- **Required action**
Pull out each line of the records holding the string "活动中抽中了".

BEGIN

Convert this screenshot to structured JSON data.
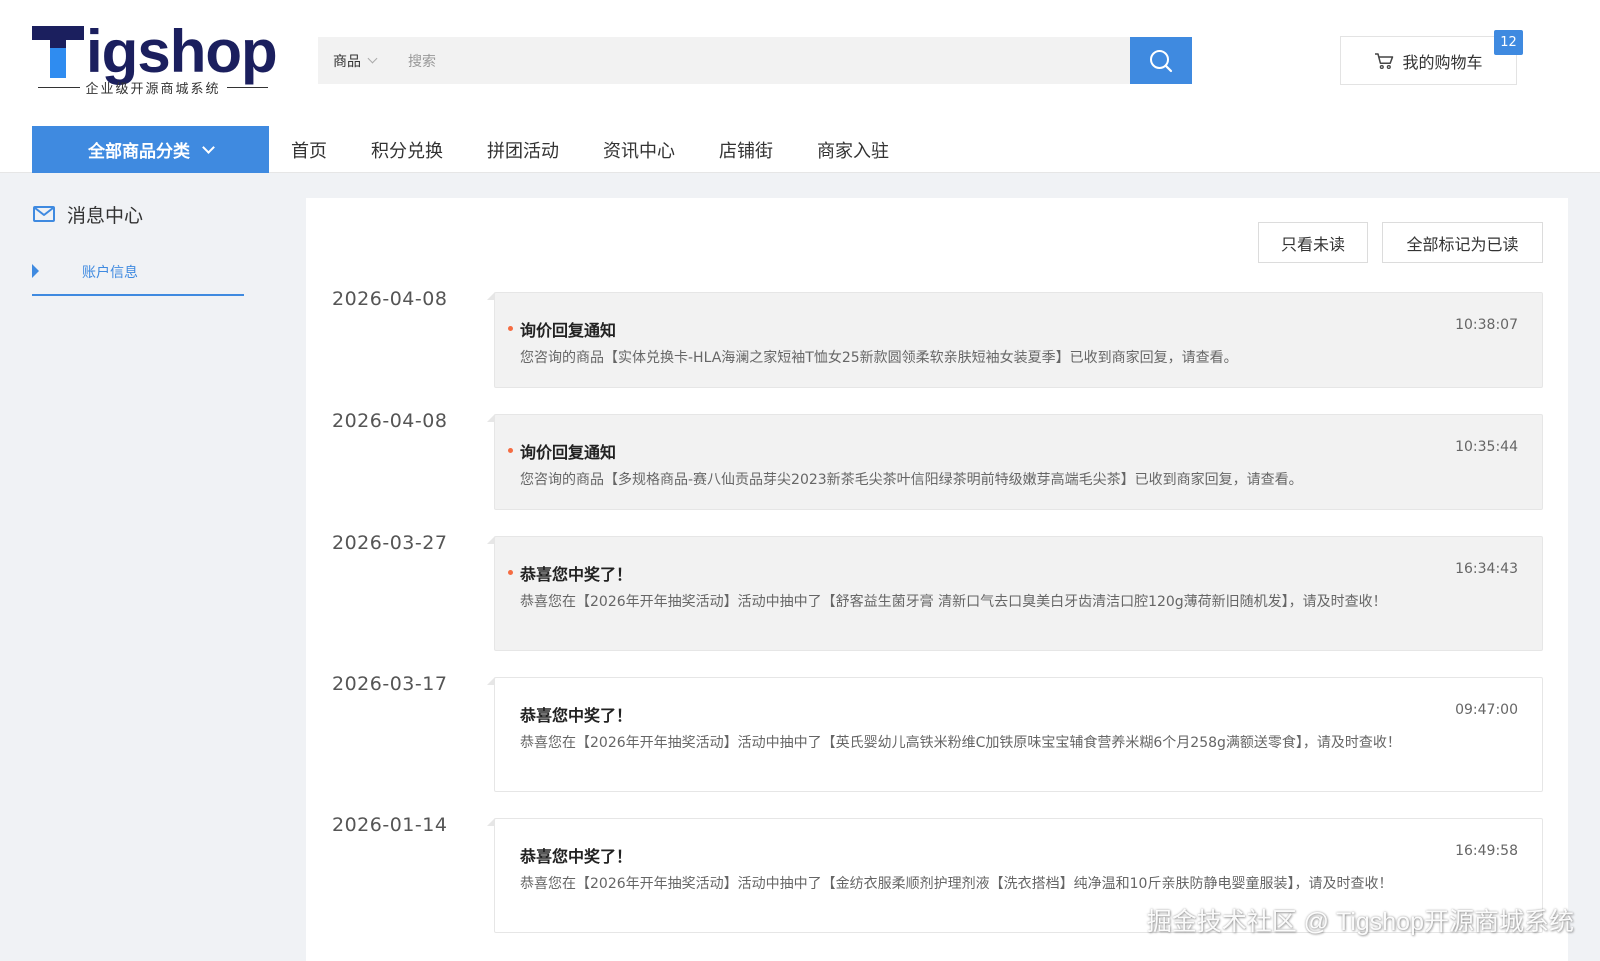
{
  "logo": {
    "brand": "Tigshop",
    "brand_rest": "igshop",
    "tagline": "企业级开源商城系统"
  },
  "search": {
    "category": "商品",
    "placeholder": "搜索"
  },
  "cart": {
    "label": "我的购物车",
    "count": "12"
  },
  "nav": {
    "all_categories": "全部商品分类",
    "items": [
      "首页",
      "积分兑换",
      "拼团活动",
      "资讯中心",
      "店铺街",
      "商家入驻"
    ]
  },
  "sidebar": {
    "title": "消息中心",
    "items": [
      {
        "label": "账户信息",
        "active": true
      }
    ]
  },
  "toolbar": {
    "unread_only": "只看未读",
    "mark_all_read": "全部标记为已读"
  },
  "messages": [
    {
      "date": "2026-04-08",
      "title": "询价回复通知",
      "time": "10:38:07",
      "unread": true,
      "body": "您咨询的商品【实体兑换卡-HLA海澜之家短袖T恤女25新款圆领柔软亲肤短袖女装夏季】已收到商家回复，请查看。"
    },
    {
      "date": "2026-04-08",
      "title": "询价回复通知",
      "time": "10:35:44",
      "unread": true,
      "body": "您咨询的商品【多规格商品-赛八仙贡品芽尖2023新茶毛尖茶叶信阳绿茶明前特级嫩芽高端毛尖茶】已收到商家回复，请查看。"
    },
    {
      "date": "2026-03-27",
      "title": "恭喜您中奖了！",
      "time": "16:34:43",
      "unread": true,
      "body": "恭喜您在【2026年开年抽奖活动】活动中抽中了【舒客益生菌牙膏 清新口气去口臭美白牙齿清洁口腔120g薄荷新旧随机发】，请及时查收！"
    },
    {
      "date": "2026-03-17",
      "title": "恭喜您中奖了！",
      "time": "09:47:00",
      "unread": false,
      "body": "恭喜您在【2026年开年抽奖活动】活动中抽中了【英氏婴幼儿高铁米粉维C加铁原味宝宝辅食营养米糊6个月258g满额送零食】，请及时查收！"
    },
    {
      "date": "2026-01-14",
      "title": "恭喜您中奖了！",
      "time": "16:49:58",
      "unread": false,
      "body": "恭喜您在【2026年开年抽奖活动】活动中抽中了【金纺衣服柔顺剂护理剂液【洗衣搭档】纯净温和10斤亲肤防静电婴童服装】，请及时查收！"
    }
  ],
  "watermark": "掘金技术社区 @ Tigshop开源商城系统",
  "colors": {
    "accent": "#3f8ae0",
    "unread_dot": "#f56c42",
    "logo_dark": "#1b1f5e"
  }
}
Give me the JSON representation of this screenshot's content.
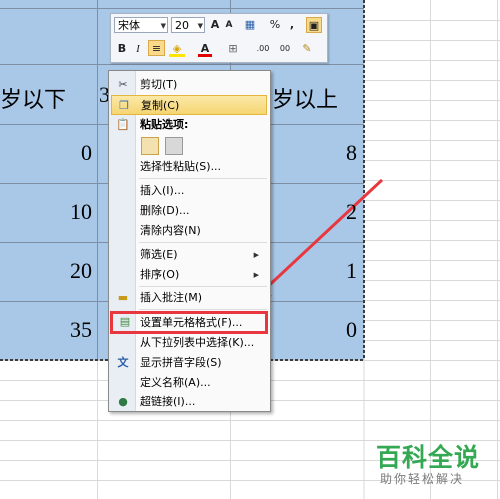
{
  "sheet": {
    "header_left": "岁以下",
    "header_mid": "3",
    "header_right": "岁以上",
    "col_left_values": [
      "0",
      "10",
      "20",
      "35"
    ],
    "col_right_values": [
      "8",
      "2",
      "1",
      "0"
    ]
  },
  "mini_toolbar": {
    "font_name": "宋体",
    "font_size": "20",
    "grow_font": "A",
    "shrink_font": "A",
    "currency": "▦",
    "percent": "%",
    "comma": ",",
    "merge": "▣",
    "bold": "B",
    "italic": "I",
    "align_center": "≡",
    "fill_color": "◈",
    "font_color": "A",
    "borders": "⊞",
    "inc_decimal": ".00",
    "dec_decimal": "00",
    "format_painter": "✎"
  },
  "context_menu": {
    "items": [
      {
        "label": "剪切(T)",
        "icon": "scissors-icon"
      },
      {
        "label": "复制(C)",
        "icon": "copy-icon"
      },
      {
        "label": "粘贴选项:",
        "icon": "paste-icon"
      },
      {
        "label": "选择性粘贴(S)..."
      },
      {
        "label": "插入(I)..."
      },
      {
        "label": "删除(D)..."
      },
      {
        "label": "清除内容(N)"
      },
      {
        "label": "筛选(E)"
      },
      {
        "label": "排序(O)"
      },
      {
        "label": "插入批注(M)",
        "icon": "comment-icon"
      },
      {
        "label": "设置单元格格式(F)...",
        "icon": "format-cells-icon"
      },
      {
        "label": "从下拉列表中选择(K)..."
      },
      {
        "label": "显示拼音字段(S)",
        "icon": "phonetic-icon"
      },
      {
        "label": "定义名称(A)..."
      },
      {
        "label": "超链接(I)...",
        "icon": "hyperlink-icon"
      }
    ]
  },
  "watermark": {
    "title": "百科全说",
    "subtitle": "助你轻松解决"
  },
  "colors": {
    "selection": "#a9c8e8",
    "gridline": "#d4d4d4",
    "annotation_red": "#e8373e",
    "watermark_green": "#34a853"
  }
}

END

- **Task response**
      "body": "恭喜您在【2026年开年抽奖活动】活动中抽中了【舒客益生菌牙膏 清新口气去口臭美白牙齿清洁口腔120g薄荷新旧随机发】，请及时查收！"
      "body": "恭喜您在【2026年开年抽奖活动】活动中抽中了【英氏婴幼儿高铁米粉维C加铁原味宝宝辅食营养米糊6个月258g满额送零食】，请及时查收！"
      "body": "恭喜您在【2026年开年抽奖活动】活动中抽中了【金纺衣服柔顺剂护理剂液【洗衣搭档】纯净温和10斤亲肤防静电婴童服装】，请及时查收！"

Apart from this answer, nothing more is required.